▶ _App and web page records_
::::::

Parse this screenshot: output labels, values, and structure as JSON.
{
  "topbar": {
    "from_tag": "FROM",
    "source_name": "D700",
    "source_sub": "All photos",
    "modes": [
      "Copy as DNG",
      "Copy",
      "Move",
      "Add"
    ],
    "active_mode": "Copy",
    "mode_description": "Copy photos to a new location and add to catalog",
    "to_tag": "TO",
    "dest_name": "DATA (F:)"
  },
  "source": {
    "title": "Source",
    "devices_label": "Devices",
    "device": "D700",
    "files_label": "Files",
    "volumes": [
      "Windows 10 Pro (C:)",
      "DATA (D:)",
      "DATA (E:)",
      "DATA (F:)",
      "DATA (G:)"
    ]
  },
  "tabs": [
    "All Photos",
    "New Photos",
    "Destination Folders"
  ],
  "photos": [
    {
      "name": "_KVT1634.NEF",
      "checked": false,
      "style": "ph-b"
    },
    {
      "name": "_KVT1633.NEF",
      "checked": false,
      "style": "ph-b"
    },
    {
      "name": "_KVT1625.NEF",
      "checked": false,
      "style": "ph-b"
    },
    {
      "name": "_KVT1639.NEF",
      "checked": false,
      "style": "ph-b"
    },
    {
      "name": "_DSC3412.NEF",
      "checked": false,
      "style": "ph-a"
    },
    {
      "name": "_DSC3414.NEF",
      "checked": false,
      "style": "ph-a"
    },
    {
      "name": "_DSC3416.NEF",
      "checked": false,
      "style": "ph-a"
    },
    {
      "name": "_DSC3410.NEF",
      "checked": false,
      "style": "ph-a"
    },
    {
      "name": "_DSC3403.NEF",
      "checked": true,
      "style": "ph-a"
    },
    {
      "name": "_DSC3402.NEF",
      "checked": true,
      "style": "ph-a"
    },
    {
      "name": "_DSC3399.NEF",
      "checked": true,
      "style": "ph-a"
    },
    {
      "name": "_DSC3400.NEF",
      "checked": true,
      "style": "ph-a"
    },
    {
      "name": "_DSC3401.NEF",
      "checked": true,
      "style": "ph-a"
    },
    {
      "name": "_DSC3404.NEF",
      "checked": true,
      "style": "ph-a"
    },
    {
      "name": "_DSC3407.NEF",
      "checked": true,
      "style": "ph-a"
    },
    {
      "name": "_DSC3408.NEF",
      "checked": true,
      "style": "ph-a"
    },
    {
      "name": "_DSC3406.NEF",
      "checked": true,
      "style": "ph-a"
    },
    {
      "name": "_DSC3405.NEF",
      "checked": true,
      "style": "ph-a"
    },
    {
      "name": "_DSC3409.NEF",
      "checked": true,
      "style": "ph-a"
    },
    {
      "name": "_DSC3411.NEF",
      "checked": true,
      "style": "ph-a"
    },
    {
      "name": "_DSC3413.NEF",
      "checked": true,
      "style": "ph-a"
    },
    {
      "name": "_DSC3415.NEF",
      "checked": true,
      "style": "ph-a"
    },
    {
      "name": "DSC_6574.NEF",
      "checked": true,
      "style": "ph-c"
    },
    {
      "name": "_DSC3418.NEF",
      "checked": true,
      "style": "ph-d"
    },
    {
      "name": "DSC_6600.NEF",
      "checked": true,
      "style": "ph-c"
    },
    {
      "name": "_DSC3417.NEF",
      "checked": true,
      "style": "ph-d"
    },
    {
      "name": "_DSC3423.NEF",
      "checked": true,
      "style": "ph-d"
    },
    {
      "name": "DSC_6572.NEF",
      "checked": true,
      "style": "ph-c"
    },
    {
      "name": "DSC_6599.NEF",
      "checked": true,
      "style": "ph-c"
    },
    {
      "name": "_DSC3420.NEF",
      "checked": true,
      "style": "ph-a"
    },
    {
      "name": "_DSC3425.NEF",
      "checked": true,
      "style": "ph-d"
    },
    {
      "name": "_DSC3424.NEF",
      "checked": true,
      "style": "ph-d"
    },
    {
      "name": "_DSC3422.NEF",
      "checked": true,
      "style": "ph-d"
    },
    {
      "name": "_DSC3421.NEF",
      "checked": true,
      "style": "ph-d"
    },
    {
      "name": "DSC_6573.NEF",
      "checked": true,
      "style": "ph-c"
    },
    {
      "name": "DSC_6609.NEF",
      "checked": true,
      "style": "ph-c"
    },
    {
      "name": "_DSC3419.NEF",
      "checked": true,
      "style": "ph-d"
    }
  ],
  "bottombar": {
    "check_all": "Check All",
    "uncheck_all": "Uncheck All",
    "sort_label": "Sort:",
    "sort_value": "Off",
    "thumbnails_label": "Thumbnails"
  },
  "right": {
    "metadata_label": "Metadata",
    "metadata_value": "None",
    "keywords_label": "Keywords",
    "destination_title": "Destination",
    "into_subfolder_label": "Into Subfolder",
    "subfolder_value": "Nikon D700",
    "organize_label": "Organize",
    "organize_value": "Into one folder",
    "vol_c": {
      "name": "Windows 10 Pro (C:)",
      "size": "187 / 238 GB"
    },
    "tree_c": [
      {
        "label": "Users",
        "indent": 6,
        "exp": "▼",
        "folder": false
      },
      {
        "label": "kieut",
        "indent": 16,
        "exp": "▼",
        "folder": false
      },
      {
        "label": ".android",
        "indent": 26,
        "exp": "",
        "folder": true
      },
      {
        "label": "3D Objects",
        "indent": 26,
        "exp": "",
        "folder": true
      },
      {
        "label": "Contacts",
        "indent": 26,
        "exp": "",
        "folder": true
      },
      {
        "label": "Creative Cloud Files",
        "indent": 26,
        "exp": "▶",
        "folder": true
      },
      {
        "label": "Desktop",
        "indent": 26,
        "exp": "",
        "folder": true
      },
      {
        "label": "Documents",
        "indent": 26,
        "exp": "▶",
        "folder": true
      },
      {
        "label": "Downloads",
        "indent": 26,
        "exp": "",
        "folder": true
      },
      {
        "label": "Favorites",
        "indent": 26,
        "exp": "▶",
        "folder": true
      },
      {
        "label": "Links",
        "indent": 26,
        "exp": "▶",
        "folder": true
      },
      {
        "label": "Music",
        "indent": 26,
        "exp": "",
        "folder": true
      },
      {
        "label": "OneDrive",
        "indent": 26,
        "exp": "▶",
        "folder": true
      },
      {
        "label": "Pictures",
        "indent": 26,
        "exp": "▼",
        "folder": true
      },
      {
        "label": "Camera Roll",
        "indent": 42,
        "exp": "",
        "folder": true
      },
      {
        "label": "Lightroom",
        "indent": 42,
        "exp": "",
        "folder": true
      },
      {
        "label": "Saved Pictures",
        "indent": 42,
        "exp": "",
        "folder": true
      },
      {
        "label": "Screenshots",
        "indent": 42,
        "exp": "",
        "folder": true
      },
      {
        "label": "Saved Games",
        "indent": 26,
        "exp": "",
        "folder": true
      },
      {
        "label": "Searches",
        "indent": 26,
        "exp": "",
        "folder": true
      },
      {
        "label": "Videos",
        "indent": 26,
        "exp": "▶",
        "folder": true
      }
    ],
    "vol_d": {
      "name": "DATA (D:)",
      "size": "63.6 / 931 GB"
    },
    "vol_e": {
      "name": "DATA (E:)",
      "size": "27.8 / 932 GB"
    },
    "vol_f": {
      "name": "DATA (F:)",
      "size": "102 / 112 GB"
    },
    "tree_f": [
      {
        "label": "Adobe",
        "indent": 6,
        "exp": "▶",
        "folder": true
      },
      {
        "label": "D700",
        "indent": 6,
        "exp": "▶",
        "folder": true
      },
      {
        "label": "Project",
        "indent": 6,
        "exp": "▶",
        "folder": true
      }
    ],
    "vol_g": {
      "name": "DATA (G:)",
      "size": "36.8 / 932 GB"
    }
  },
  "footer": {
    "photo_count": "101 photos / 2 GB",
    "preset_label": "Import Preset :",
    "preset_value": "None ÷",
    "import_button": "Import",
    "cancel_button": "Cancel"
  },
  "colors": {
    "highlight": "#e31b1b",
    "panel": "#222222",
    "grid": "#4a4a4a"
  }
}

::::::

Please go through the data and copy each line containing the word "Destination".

    "Destination Folders"
    "destination_title": "Destination",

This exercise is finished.